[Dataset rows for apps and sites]
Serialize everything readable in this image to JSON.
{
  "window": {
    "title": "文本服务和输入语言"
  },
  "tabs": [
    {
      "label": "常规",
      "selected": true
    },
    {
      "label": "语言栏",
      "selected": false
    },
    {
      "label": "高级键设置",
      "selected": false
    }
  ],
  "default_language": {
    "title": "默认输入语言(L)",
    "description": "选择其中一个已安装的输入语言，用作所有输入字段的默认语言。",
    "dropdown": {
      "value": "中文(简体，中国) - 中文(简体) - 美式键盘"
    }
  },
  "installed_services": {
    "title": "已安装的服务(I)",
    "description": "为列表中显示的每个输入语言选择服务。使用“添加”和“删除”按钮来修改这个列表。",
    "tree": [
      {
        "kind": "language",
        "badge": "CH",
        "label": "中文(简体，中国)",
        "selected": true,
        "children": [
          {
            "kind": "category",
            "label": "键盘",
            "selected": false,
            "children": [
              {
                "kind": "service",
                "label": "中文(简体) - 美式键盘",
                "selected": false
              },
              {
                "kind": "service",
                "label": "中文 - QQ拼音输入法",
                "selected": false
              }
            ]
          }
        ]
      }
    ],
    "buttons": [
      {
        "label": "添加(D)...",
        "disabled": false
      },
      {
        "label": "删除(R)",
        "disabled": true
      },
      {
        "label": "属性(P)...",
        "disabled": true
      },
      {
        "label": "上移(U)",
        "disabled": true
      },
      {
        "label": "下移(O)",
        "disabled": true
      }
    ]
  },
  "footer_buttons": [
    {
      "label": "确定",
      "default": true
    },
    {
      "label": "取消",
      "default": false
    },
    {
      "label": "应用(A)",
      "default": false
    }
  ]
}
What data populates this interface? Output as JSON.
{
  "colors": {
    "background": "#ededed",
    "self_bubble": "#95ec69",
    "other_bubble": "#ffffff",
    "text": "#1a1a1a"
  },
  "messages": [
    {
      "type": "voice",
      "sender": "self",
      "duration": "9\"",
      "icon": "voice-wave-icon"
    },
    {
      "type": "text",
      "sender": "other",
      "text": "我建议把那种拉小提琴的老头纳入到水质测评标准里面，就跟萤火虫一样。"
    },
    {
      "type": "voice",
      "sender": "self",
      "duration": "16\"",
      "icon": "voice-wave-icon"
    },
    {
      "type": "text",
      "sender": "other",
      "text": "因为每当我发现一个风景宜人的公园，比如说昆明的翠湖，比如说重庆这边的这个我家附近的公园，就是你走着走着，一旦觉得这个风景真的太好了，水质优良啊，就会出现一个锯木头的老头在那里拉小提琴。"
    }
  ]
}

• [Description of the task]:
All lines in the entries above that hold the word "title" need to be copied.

• [Solution]:
    "title": "文本服务和输入语言"
    "title": "默认输入语言(L)",
    "title": "已安装的服务(I)",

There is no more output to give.